In order to enhance cultural competence and display the application of concepts of cultural diversity comprehensively, specific approaches should be employed. Examples of these approaches include opening up opportunities for learning cultural diversity and offering chances to apply or experience concepts obtained from learning experiences.
To fully address this resolution, there is a need to undergo healthcare training under the context of cultural diversity, under the most appropriate circumstances led by a culturally competent leader and educator. (Neal, 2007)
Getting acquainted with oneself, in terms of cultural background and competency in the workplace, influences personal healthcare practices exhibited within the healthcare institution. For instance, self-awareness enhances how I will be able to deal with situations that are highly sensitive under the view of cultural diversity. One such issue, hypothetically speaking, is handling the termination of counseling upon the occurrence of death.
Considerations should include the diversity in cultural practices and perceptions when it comes to grieving and bereavement. Although grief is something common among people who experience loss despite cultural differences, diversity in culture still bears an influence on how cases will be handled during such situations.

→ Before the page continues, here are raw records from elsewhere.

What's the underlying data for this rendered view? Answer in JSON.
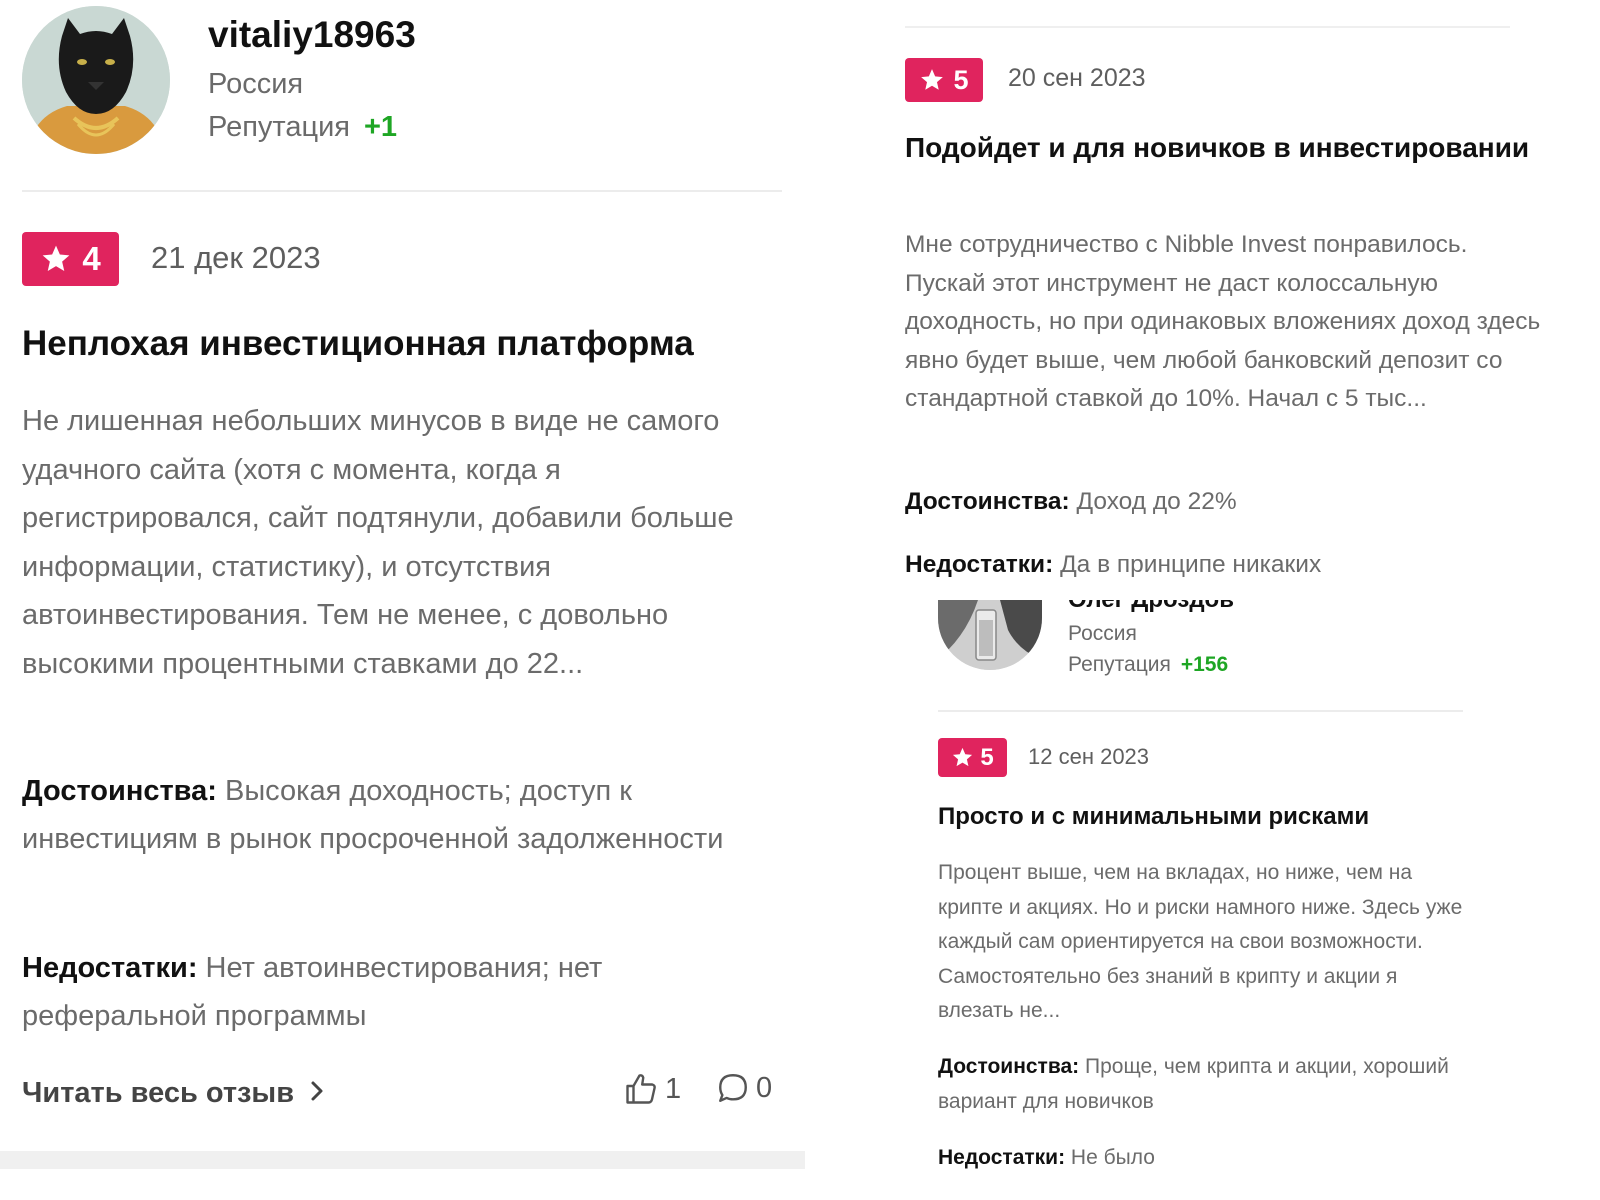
{
  "left_review": {
    "author": {
      "username": "vitaliy18963",
      "country": "Россия",
      "reputation_label": "Репутация",
      "reputation_value": "+1"
    },
    "rating": "4",
    "date": "21 дек 2023",
    "title": "Неплохая инвестиционная платформа",
    "text": "Не лишенная небольших минусов в виде не самого удачного сайта (хотя с момента, когда я регистрировался, сайт подтянули, добавили больше информации, статистику), и отсутствия автоинвестирования. Тем не менее, с довольно высокими процентными ставками до 22...",
    "pros_label": "Достоинства:",
    "pros": "Высокая доходность; доступ к инвестициям в рынок просроченной задолженности",
    "cons_label": "Недостатки:",
    "cons": "Нет автоинвестирования; нет реферальной программы",
    "read_more": "Читать весь отзыв",
    "likes": "1",
    "comments": "0"
  },
  "right_review_1": {
    "rating": "5",
    "date": "20 сен 2023",
    "title": "Подойдет и для новичков в инвестировании",
    "text": "Мне сотрудничество с Nibble Invest понравилось. Пускай этот инструмент не даст колоссальную доходность, но при одинаковых вложениях доход здесь явно будет выше, чем любой банковский депозит со стандартной ставкой до 10%. Начал с 5 тыс...",
    "pros_label": "Достоинства:",
    "pros": "Доход до 22%",
    "cons_label": "Недостатки:",
    "cons": "Да в принципе никаких"
  },
  "right_review_2": {
    "author": {
      "name": "Олег Дроздов",
      "country": "Россия",
      "reputation_label": "Репутация",
      "reputation_value": "+156"
    },
    "rating": "5",
    "date": "12 сен 2023",
    "title": "Просто и с минимальными рисками",
    "text": "Процент выше, чем на вкладах, но ниже, чем на крипте и акциях. Но и риски намного ниже. Здесь уже каждый сам ориентируется на свои возможности. Самостоятельно без знаний в крипту и акции я влезать не...",
    "pros_label": "Достоинства:",
    "pros": "Проще, чем крипта и акции, хороший вариант для новичков",
    "cons_label": "Недостатки:",
    "cons": "Не было"
  },
  "colors": {
    "badge": "#e0245e",
    "reputation": "#1ea624",
    "muted_text": "#6b6b6b"
  },
  "icons": [
    "star-icon",
    "thumbs-up-icon",
    "comment-icon",
    "chevron-right-icon"
  ]
}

Following the death of their loved ones, healthcare providers should at least exert effort to learn about cultural practices and beliefs. For African-Americans, they depend on their nuclear family for emotional support. Moreover, they believe in the concept of reincarnation. On the other hand, Hispanics are highly dependent on their healthcare providers seeking assistance from them during a difficult time.

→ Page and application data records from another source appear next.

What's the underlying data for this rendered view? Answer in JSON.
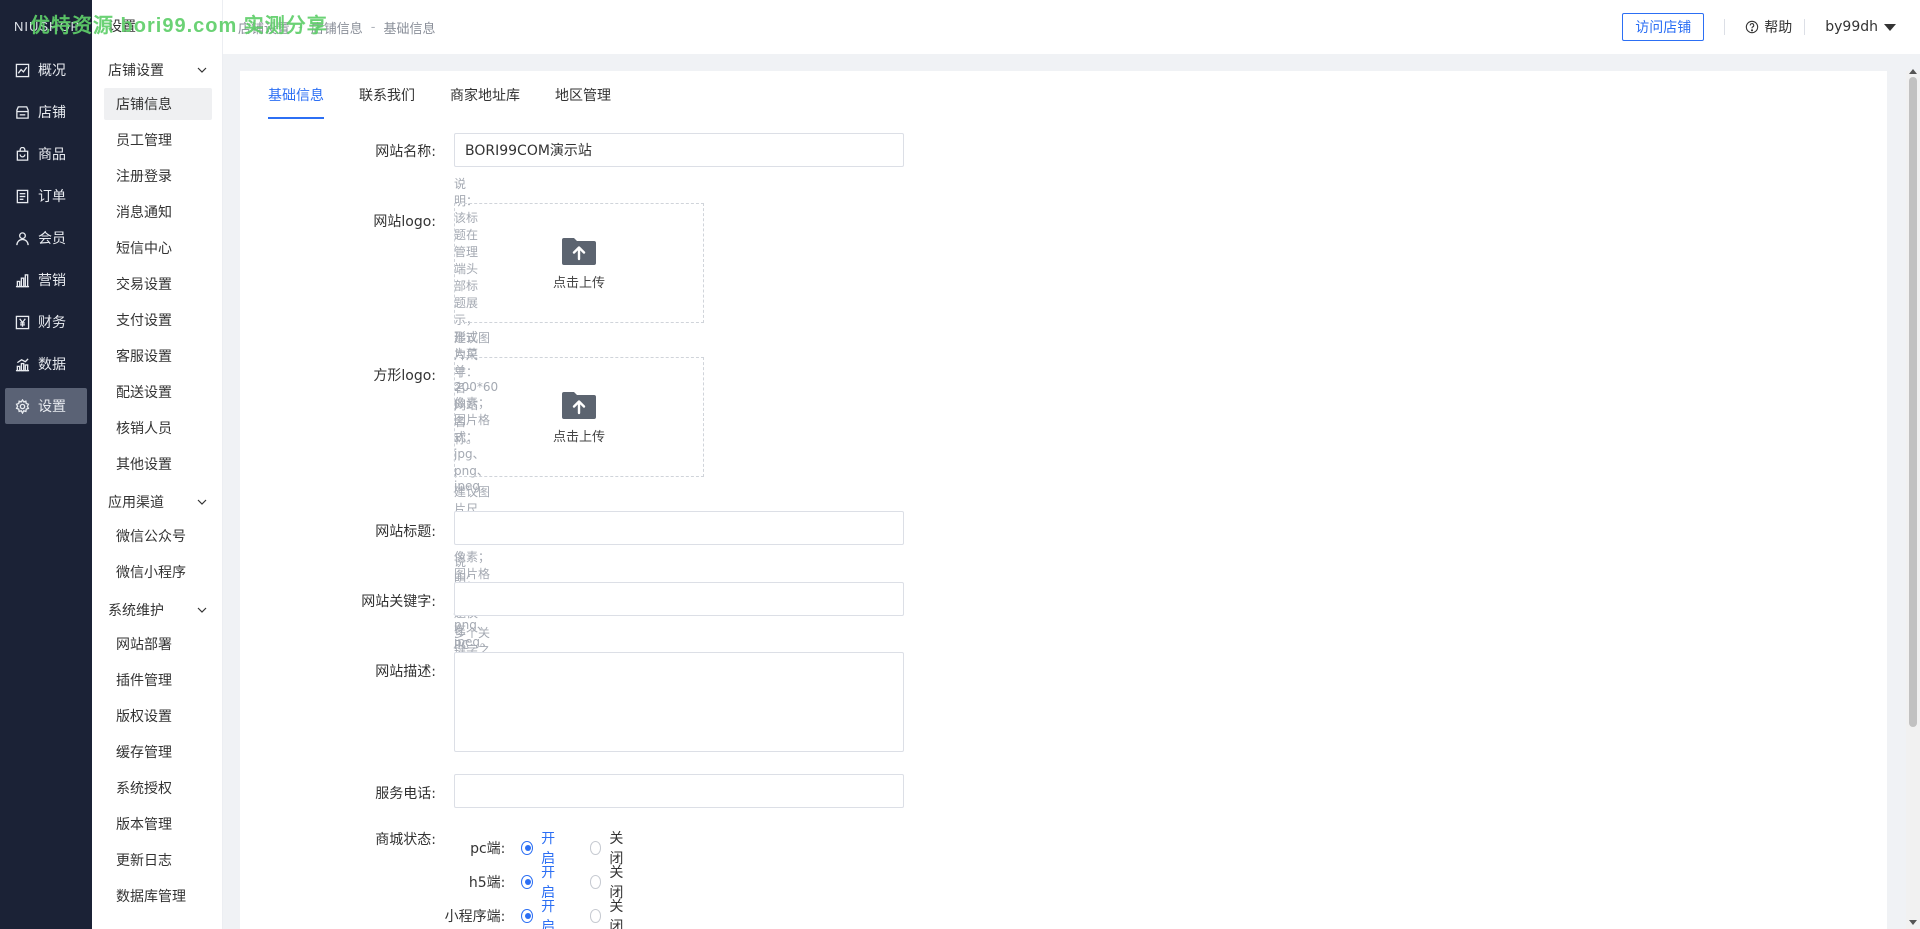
{
  "watermark": "优特资源 bori99.com 实测分享",
  "nav": {
    "logo": "NIUSHOP",
    "items": [
      {
        "label": "概况",
        "icon": "chart-line-icon"
      },
      {
        "label": "店铺",
        "icon": "store-icon"
      },
      {
        "label": "商品",
        "icon": "bag-icon"
      },
      {
        "label": "订单",
        "icon": "document-icon"
      },
      {
        "label": "会员",
        "icon": "user-icon"
      },
      {
        "label": "营销",
        "icon": "bar-chart-icon"
      },
      {
        "label": "财务",
        "icon": "yuan-icon"
      },
      {
        "label": "数据",
        "icon": "data-chart-icon"
      },
      {
        "label": "设置",
        "icon": "gear-icon"
      }
    ]
  },
  "subnav": {
    "top": "设置",
    "groups": [
      {
        "label": "店铺设置",
        "items": [
          "店铺信息",
          "员工管理",
          "注册登录",
          "消息通知",
          "短信中心",
          "交易设置",
          "支付设置",
          "客服设置",
          "配送设置",
          "核销人员",
          "其他设置"
        ]
      },
      {
        "label": "应用渠道",
        "items": [
          "微信公众号",
          "微信小程序"
        ]
      },
      {
        "label": "系统维护",
        "items": [
          "网站部署",
          "插件管理",
          "版权设置",
          "缓存管理",
          "系统授权",
          "版本管理",
          "更新日志",
          "数据库管理"
        ]
      }
    ]
  },
  "header": {
    "breadcrumb": [
      "店铺设置",
      "店铺信息",
      "基础信息"
    ],
    "visit_button": "访问店铺",
    "help": "帮助",
    "user": "by99dh"
  },
  "tabs": [
    "基础信息",
    "联系我们",
    "商家地址库",
    "地区管理"
  ],
  "form": {
    "site_name_label": "网站名称:",
    "site_name_value": "BORI99COM演示站",
    "site_name_hint": "说明：该标题在管理端头部标题展示，形式为菜单名-网站名称。",
    "logo_label": "网站logo:",
    "upload_text": "点击上传",
    "logo_hint": "建议图片尺寸：200*60像素；图片格式：jpg、png、jpeg",
    "square_logo_label": "方形logo:",
    "square_logo_hint": "建议图片尺寸：80*80像素；图片格式：jpg、png、jpeg。用于分享使用。",
    "site_title_label": "网站标题:",
    "site_title_hint": "说明：该标题仅在PC端首页标题展示",
    "keywords_label": "网站关键字:",
    "keywords_hint": "多个关键字之间用英文\",\"隔开",
    "desc_label": "网站描述:",
    "phone_label": "服务电话:",
    "status_label": "商城状态:",
    "status_rows": [
      {
        "platform": "pc端:",
        "on": "开启",
        "off": "关闭"
      },
      {
        "platform": "h5端:",
        "on": "开启",
        "off": "关闭"
      },
      {
        "platform": "小程序端:",
        "on": "开启",
        "off": "关闭"
      }
    ]
  },
  "colors": {
    "primary": "#2c6ff4",
    "nav_bg": "#1b2236",
    "watermark": "#5fcf6a"
  }
}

Generally speaking what healthcare providers should learn is that they should be able to provide for needs and expectations dictated by culture when people experience loss so that they can recover from grief or bereavement effectively (Hardy-Bougere 2008).
Glazner, L. K. (2008). Cultural Diversity.” AAOHN Journal, Vol. 56, Iss. 10. Retrieved October.
Retrieved on August 28, 2008, from AAOHN via ProQuest website: http://proquest.umi.com/pqdweb?did=1573087331&sid=1&Fmt=3&clientId=4538&RQT=309&VName=PQD
Goode, T. D. (2007). Promoting Cultural Competence and Cultural Diversity.
Early Intervention and Early Childhood Setting” was retrieved on October 28, 2008 from http://gucchd.georgetown.edu/nucc/documents/Checklist.CHSN.doc.pdf.
Hardy-Bougere, M. (2008) explored the cultural manifestations of grief and bereavement in a clinical setting.
Perspective: Journal of Cultural Diversity, Volume 15, Issue 2. Retrieved on October 28, 2008 from ProQuest at http://proquest.umi.com/pqdweb?did=1549306391&sid=1&Fmt=3&clientId=4538&RQT=309&VName=PQD.
Neal, D. (2007) discusses cultural competency and how managers can improve their preparedness.
Using a Stages of Change Approach, an article in Addiction Professional (5.7, 25(3)), can be retrieved from General OneFile via Gale on October 28, 2008. The website for retrieval is http://find.galegroup.com/ips/start.do?prodId=IPS.
Verheijde, J. L., Rady, M. Y., and McGregor, J. L. (2007) conducted a study on the Revised Uniform in the United States.
Anatomical Gift Act (2006): New Challenges to Balancing Patient Rights and Physician Responsibilities. Philosophy, Ethics, and Humanities in Medicine. Retrieved October 28, 2008, from AcademicOne File via Gale.
Vinz, D. and Doren, M. (2007) present a new perspective on diversity policies and practices in healthcare.
Care: Journal of Public Health can be accessed through Health Reference Center Academic via Gale. Retrieved on October 28, 2008. Visit the website at http://find.galegroup.com/ips/start.do?prodId=IPS.